(Stored entries)

================================

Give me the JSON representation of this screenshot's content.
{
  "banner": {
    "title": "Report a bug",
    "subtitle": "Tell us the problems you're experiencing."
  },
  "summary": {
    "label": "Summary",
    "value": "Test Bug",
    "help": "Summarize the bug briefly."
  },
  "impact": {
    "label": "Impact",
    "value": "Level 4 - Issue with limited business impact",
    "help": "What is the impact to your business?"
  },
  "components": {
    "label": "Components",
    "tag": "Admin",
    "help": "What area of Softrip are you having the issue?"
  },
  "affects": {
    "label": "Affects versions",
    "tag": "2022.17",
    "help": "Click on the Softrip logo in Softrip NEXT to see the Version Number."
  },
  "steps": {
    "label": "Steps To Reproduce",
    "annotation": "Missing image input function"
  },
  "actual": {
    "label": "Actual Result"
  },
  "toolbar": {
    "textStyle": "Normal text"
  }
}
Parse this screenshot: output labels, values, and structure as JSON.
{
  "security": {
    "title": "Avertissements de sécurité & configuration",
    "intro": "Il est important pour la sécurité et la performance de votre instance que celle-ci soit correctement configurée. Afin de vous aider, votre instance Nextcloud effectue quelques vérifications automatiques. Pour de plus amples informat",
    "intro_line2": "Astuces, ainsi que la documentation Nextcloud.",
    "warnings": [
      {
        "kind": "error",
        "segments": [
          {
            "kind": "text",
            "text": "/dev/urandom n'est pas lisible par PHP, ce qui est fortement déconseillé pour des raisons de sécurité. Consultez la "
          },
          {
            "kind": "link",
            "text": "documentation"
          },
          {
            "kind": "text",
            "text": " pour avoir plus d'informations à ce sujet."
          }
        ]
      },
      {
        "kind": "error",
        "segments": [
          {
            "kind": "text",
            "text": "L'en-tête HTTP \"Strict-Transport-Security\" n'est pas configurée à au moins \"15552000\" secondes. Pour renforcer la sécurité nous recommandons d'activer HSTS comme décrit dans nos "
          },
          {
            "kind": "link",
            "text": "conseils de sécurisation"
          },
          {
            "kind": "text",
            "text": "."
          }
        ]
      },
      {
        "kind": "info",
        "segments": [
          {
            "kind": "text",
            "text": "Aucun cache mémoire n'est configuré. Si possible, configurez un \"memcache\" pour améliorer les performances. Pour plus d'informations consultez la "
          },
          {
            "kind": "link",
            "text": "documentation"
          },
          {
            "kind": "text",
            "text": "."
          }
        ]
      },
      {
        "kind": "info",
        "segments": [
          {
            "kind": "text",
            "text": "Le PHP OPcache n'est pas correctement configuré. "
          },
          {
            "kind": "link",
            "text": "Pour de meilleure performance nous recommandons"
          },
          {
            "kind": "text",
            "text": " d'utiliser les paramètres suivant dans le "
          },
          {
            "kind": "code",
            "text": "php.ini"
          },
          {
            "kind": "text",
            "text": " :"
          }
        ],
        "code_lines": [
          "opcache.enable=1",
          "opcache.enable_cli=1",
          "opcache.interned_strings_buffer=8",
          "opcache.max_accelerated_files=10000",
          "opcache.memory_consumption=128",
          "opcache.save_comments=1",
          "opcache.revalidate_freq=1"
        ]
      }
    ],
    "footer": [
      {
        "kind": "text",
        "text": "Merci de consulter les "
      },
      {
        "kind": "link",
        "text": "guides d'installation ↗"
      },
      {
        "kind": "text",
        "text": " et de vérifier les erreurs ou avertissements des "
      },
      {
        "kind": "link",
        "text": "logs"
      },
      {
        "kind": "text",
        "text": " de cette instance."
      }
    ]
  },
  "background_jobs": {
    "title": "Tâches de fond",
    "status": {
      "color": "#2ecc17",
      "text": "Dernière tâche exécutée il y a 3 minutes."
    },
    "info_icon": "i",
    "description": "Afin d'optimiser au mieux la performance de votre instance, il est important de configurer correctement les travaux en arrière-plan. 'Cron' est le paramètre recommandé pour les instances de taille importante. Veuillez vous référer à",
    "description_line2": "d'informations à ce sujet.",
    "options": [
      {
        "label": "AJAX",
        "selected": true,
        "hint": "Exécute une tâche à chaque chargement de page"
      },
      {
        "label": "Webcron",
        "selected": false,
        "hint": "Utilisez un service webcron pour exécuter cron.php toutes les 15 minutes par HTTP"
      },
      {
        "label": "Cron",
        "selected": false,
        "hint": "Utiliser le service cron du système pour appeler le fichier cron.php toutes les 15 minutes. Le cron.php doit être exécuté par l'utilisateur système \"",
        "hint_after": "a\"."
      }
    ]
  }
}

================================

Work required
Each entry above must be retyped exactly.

Response for this exercise
Give me the JSON representation of this screenshot's content.
{
  "banner": {
    "title": "Report a bug",
    "subtitle": "Tell us the problems you're experiencing."
  },
  "summary": {
    "label": "Summary",
    "value": "Test Bug",
    "help": "Summarize the bug briefly."
  },
  "impact": {
    "label": "Impact",
    "value": "Level 4 - Issue with limited business impact",
    "help": "What is the impact to your business?"
  },
  "components": {
    "label": "Components",
    "tag": "Admin",
    "help": "What area of Softrip are you having the issue?"
  },
  "affects": {
    "label": "Affects versions",
    "tag": "2022.17",
    "help": "Click on the Softrip logo in Softrip NEXT to see the Version Number."
  },
  "steps": {
    "label": "Steps To Reproduce",
    "annotation": "Missing image input function"
  },
  "actual": {
    "label": "Actual Result"
  },
  "toolbar": {
    "textStyle": "Normal text"
  }
}
Parse this screenshot: output labels, values, and structure as JSON.
{
  "security": {
    "title": "Avertissements de sécurité & configuration",
    "intro": "Il est important pour la sécurité et la performance de votre instance que celle-ci soit correctement configurée. Afin de vous aider, votre instance Nextcloud effectue quelques vérifications automatiques. Pour de plus amples informat",
    "intro_line2": "Astuces, ainsi que la documentation Nextcloud.",
    "warnings": [
      {
        "kind": "error",
        "segments": [
          {
            "kind": "text",
            "text": "/dev/urandom n'est pas lisible par PHP, ce qui est fortement déconseillé pour des raisons de sécurité. Consultez la "
          },
          {
            "kind": "link",
            "text": "documentation"
          },
          {
            "kind": "text",
            "text": " pour avoir plus d'informations à ce sujet."
          }
        ]
      },
      {
        "kind": "error",
        "segments": [
          {
            "kind": "text",
            "text": "L'en-tête HTTP \"Strict-Transport-Security\" n'est pas configurée à au moins \"15552000\" secondes. Pour renforcer la sécurité nous recommandons d'activer HSTS comme décrit dans nos "
          },
          {
            "kind": "link",
            "text": "conseils de sécurisation"
          },
          {
            "kind": "text",
            "text": "."
          }
        ]
      },
      {
        "kind": "info",
        "segments": [
          {
            "kind": "text",
            "text": "Aucun cache mémoire n'est configuré. Si possible, configurez un \"memcache\" pour améliorer les performances. Pour plus d'informations consultez la "
          },
          {
            "kind": "link",
            "text": "documentation"
          },
          {
            "kind": "text",
            "text": "."
          }
        ]
      },
      {
        "kind": "info",
        "segments": [
          {
            "kind": "text",
            "text": "Le PHP OPcache n'est pas correctement configuré. "
          },
          {
            "kind": "link",
            "text": "Pour de meilleure performance nous recommandons"
          },
          {
            "kind": "text",
            "text": " d'utiliser les paramètres suivant dans le "
          },
          {
            "kind": "code",
            "text": "php.ini"
          },
          {
            "kind": "text",
            "text": " :"
          }
        ],
        "code_lines": [
          "opcache.enable=1",
          "opcache.enable_cli=1",
          "opcache.interned_strings_buffer=8",
          "opcache.max_accelerated_files=10000",
          "opcache.memory_consumption=128",
          "opcache.save_comments=1",
          "opcache.revalidate_freq=1"
        ]
      }
    ],
    "footer": [
      {
        "kind": "text",
        "text": "Merci de consulter les "
      },
      {
        "kind": "link",
        "text": "guides d'installation ↗"
      },
      {
        "kind": "text",
        "text": " et de vérifier les erreurs ou avertissements des "
      },
      {
        "kind": "link",
        "text": "logs"
      },
      {
        "kind": "text",
        "text": " de cette instance."
      }
    ]
  },
  "background_jobs": {
    "title": "Tâches de fond",
    "status": {
      "color": "#2ecc17",
      "text": "Dernière tâche exécutée il y a 3 minutes."
    },
    "info_icon": "i",
    "description": "Afin d'optimiser au mieux la performance de votre instance, il est important de configurer correctement les travaux en arrière-plan. 'Cron' est le paramètre recommandé pour les instances de taille importante. Veuillez vous référer à",
    "description_line2": "d'informations à ce sujet.",
    "options": [
      {
        "label": "AJAX",
        "selected": true,
        "hint": "Exécute une tâche à chaque chargement de page"
      },
      {
        "label": "Webcron",
        "selected": false,
        "hint": "Utilisez un service webcron pour exécuter cron.php toutes les 15 minutes par HTTP"
      },
      {
        "label": "Cron",
        "selected": false,
        "hint": "Utiliser le service cron du système pour appeler le fichier cron.php toutes les 15 minutes. Le cron.php doit être exécuté par l'utilisateur système \"",
        "hint_after": "a\"."
      }
    ]
  }
}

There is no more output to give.